The Senate Committee on Commerce, Science, and Transportation approved S. 3084, the American Innovation and Competitiveness Act.
Tagged: STEM Education
This week’s ongoing Advances in Earth Science Briefing Series focused on these data as an asset for decision-making. Speakers highlighted the current state of data collection and its myriad uses.
A new bill from Sen. Ed Markey (D-Mass.) would create a curriculum for teaching students and others about climate change. Markey introduced his bill, the Climate Change Education Act, on Friday to celebrate the first anniversary of Pope Francis’s encyclical urging the world to fight climate change.
On Wednesday, the House passed the Energy Policy Modernization Act of 2016 (S. 2012) by a vote of 241-178.
The House Appropriations Subcommittee on Commerce, Justice, and Science passed their fiscal year (FY) 2017 bill by voice vote this week; it is responsible for funding the National Aeronautics and Space Administration (NASA), the Department of Commerce (including the National Oceanic and Atmospheric Administration; NOAA), and the National Science Foundation (NSF).
Marine debris is flooding our oceans at an estimated rate of eight million tons of trash annually, and its results are devastating. Scientists have observed nearly 700 different marine species that have already been negatively impacted by marine plastics, and trash could outweigh fish in the oceans by 2050.

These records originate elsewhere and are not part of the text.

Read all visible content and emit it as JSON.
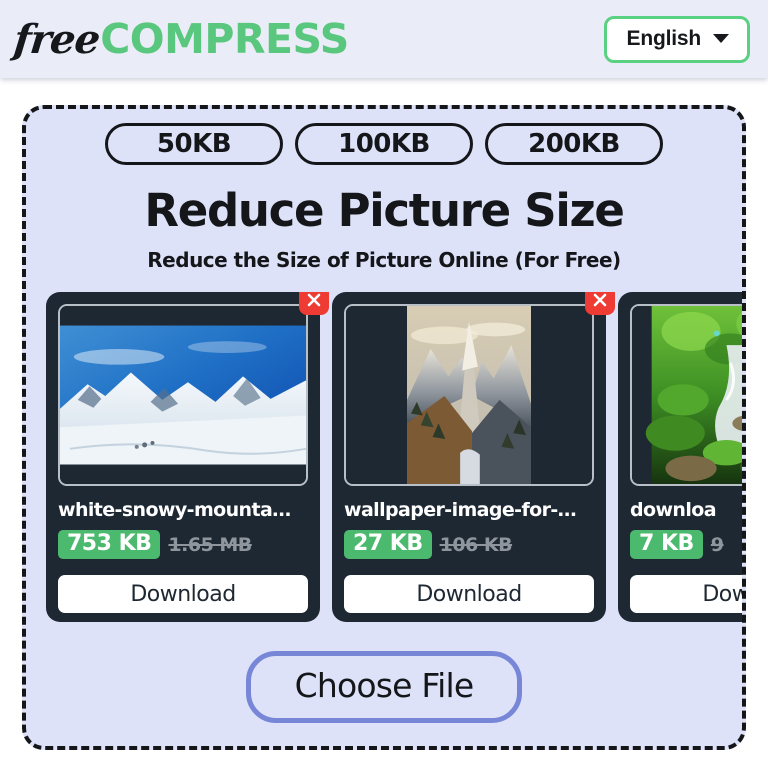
{
  "header": {
    "logo_free": "free",
    "logo_compress": "COMPRESS",
    "language_label": "English"
  },
  "size_presets": [
    {
      "label": "50KB"
    },
    {
      "label": "100KB"
    },
    {
      "label": "200KB"
    }
  ],
  "hero": {
    "title": "Reduce Picture Size",
    "subtitle": "Reduce the Size of Picture Online (For Free)"
  },
  "cards": [
    {
      "file_name": "white-snowy-mounta…",
      "new_size": "753 KB",
      "old_size": "1.65 MB",
      "download_label": "Download",
      "thumb": "snowy-mountain-photo"
    },
    {
      "file_name": "wallpaper-image-for-…",
      "new_size": "27 KB",
      "old_size": "106 KB",
      "download_label": "Download",
      "thumb": "grey-mountain-valley-photo"
    },
    {
      "file_name": "downloa",
      "new_size": "7 KB",
      "old_size": "9",
      "download_label": "Download",
      "thumb": "green-forest-stream-photo"
    }
  ],
  "choose_file": {
    "label": "Choose File"
  },
  "colors": {
    "brand_green": "#5ac77e",
    "badge_green": "#4cba6e",
    "card_dark": "#1e2833",
    "dropzone_bg": "#dde2f8",
    "header_bg": "#eaedf7",
    "close_red": "#ee3b33",
    "choose_border": "#7886d8"
  }
}
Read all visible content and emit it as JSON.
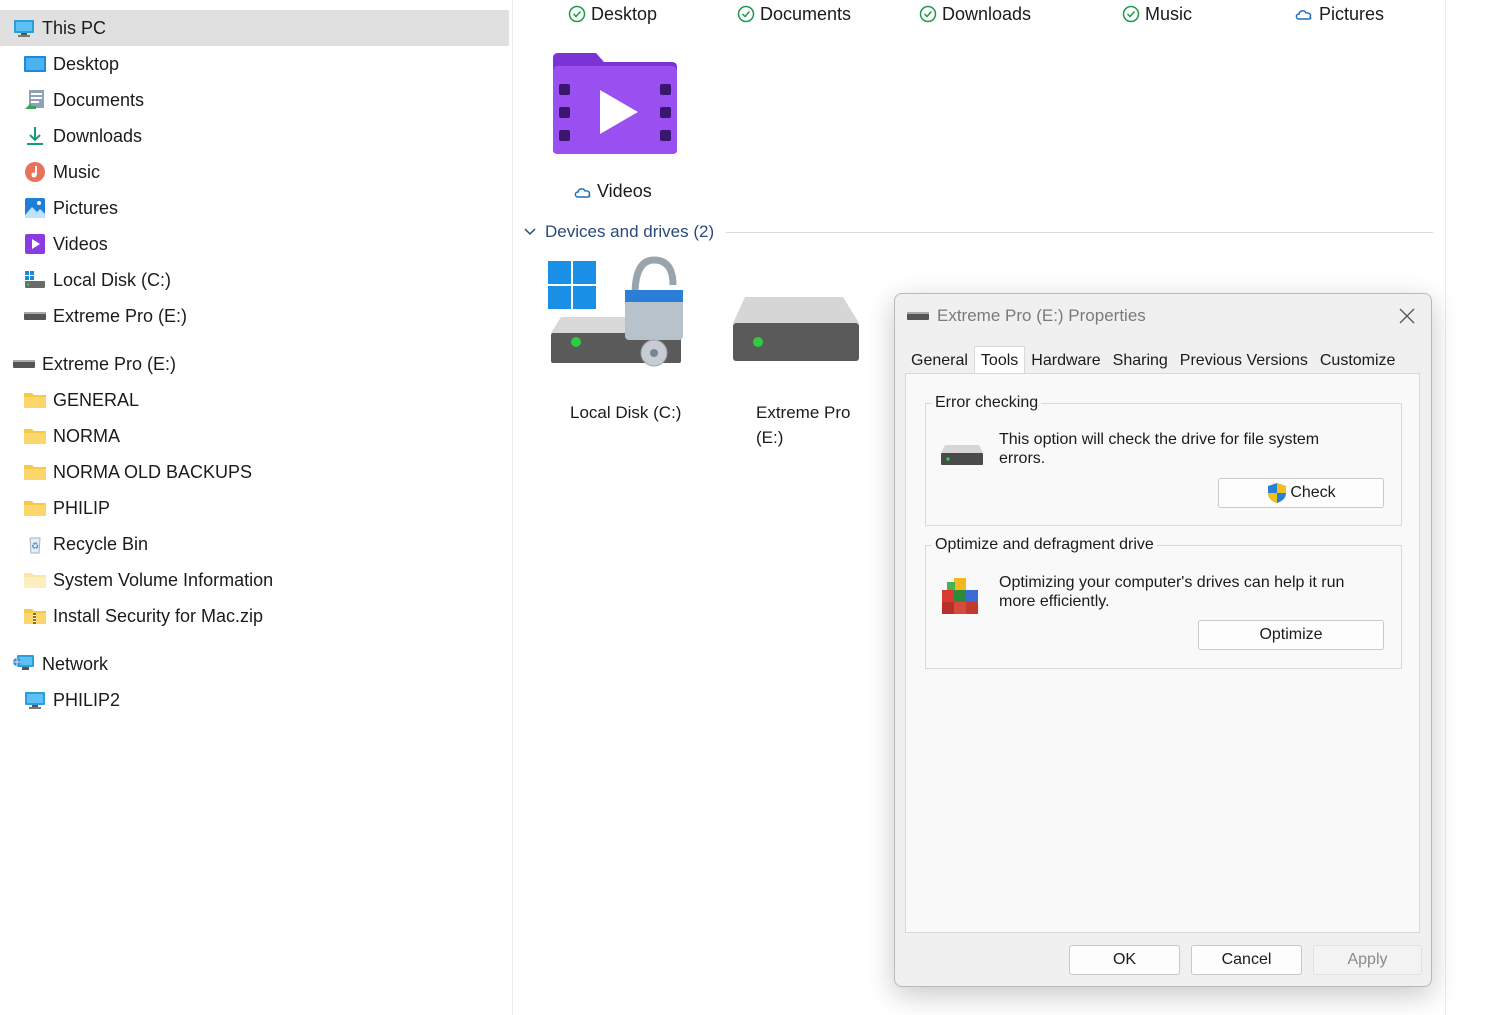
{
  "sidebar": {
    "items": [
      {
        "label": "This PC",
        "icon": "pc-icon",
        "selected": true
      },
      {
        "label": "Desktop",
        "icon": "desktop-icon"
      },
      {
        "label": "Documents",
        "icon": "documents-icon"
      },
      {
        "label": "Downloads",
        "icon": "downloads-icon"
      },
      {
        "label": "Music",
        "icon": "music-icon"
      },
      {
        "label": "Pictures",
        "icon": "pictures-icon"
      },
      {
        "label": "Videos",
        "icon": "videos-icon"
      },
      {
        "label": "Local Disk (C:)",
        "icon": "local-disk-icon"
      },
      {
        "label": "Extreme Pro (E:)",
        "icon": "drive-icon"
      },
      {
        "label": "Extreme Pro (E:)",
        "icon": "drive-icon"
      },
      {
        "label": "GENERAL",
        "icon": "folder-icon"
      },
      {
        "label": "NORMA",
        "icon": "folder-icon"
      },
      {
        "label": "NORMA OLD BACKUPS",
        "icon": "folder-icon"
      },
      {
        "label": "PHILIP",
        "icon": "folder-icon"
      },
      {
        "label": "Recycle Bin",
        "icon": "recycle-bin-icon"
      },
      {
        "label": "System Volume Information",
        "icon": "folder-icon"
      },
      {
        "label": "Install Security for Mac.zip",
        "icon": "zip-folder-icon"
      },
      {
        "label": "Network",
        "icon": "network-icon"
      },
      {
        "label": "PHILIP2",
        "icon": "pc-icon"
      }
    ]
  },
  "main": {
    "quick_access": [
      {
        "label": "Desktop",
        "status": "synced-check-icon"
      },
      {
        "label": "Documents",
        "status": "synced-check-icon"
      },
      {
        "label": "Downloads",
        "status": "synced-check-icon"
      },
      {
        "label": "Music",
        "status": "synced-check-icon"
      },
      {
        "label": "Pictures",
        "status": "cloud-icon"
      }
    ],
    "videos_label": "Videos",
    "devices_group_title": "Devices and drives (2)",
    "drives": [
      {
        "label": "Local Disk (C:)"
      },
      {
        "label_line1": "Extreme Pro",
        "label_line2": "(E:)"
      }
    ]
  },
  "dialog": {
    "title": "Extreme Pro (E:) Properties",
    "tabs": [
      "General",
      "Tools",
      "Hardware",
      "Sharing",
      "Previous Versions",
      "Customize"
    ],
    "active_tab": "Tools",
    "error_checking": {
      "title": "Error checking",
      "text": "This option will check the drive for file system errors.",
      "button": "Check"
    },
    "optimize": {
      "title": "Optimize and defragment drive",
      "text": "Optimizing your computer's drives can help it run more efficiently.",
      "button": "Optimize"
    },
    "buttons": {
      "ok": "OK",
      "cancel": "Cancel",
      "apply": "Apply"
    }
  },
  "colors": {
    "accent": "#0078d4",
    "selected_row": "#e0e0e0",
    "video_purple": "#8a3ce0",
    "drive_gray": "#6b6b6b",
    "led_green": "#2ecc40",
    "folder_yellow": "#f7c948"
  }
}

In 2010, President Obama released Executive Order 13547, Stewardship of the Ocean, Our Coasts, and the Great Lakes, commonly referred to as the National Ocean Policy (NOP). It is designed to protect, maintain, and restore the health of ecosystems and resources of the oceans, coasts, and Great Lakes; to enhance the sustainability of ocean and coastal economies; to preserve maritime heritage; to support sustainable uses and access; and to coordinate with our national security and foreign policy interests.

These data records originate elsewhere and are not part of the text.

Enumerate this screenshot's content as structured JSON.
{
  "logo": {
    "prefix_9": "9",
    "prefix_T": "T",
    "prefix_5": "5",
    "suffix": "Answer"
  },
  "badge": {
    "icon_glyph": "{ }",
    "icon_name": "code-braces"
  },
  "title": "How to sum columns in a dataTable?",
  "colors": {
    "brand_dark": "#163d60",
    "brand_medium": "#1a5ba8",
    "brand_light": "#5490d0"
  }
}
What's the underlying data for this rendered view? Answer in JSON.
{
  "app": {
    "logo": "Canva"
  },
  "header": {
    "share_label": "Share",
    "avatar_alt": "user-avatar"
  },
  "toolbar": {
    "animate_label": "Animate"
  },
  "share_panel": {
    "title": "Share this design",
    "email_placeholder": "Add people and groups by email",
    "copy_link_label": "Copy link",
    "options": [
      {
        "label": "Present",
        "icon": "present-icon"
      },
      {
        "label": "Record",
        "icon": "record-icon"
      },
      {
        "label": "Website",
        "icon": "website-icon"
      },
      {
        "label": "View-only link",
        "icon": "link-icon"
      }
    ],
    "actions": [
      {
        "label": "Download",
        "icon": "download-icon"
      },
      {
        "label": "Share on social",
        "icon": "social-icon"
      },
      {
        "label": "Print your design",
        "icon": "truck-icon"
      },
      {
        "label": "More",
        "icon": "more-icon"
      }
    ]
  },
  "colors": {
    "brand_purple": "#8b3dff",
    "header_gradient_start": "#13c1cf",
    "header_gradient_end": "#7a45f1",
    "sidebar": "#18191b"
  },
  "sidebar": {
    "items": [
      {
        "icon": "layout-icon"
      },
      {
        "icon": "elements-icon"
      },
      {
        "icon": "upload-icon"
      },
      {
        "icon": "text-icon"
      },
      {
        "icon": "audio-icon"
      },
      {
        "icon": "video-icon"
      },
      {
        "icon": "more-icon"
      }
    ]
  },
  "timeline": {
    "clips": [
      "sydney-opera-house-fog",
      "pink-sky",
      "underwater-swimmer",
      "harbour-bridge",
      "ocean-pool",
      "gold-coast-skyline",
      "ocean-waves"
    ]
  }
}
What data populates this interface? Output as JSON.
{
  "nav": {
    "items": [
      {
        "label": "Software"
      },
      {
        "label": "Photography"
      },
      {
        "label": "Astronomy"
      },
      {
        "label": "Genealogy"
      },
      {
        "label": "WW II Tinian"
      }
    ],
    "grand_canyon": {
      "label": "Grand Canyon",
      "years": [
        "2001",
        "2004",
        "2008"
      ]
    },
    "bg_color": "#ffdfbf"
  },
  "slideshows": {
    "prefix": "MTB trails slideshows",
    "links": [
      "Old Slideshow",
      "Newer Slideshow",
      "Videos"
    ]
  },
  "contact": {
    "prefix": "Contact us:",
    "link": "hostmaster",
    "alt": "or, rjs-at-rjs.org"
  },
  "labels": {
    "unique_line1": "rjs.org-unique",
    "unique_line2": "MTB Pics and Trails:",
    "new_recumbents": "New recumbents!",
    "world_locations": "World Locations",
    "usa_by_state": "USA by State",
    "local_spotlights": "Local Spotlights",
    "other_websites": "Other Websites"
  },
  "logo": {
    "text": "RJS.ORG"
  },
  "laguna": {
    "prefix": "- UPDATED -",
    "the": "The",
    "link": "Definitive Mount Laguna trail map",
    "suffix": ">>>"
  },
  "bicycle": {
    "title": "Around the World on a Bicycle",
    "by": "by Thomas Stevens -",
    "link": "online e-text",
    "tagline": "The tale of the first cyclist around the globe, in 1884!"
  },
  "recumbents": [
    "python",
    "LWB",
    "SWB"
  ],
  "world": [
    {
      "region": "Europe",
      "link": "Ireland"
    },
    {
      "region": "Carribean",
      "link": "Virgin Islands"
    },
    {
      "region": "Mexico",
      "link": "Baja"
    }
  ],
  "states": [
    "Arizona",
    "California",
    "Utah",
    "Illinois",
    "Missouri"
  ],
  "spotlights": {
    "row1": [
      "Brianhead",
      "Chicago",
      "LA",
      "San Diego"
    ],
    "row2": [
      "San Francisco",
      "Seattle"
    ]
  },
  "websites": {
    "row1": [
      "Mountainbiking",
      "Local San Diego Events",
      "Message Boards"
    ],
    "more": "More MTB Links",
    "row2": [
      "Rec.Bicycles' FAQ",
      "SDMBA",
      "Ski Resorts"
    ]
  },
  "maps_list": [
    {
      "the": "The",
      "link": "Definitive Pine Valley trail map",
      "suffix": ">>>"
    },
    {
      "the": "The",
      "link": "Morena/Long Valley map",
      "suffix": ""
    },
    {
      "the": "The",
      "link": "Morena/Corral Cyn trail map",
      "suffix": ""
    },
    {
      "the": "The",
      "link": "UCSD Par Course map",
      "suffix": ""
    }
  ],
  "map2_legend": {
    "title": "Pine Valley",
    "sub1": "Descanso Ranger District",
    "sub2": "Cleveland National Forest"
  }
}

From the assessment of sediment characteristics used to identify where to drill for oil to the seismic surveys required to safely anchor a wind turbine, when it comes to finding and securing energy in an offshore environment, geosciences are of the utmost importance.
The U.S. was once unequivocally the top nation in science and a global destination for burgeoning technologies. While the U.S. is still the largest investor in public and private research and development, contributing 27 percent of global research and development investment, China is increasing their support and is catching up (currently at 20 percent), with other countries, such as India and Japan, following suit. Congress wants the U.S. to control the top of the science podium, and they are seeking expert recommendations for how to achieve this goal. Witnesses from government, academia, and industry answered the call by bringing forth concrete suggestions for how government can- and should- support the scientific community.
Since the Consortium for Ocean Leadership Legislative Tracker was last updated on March 4th, 20 bills of interest to the ocean sciences community were introduced in Congress.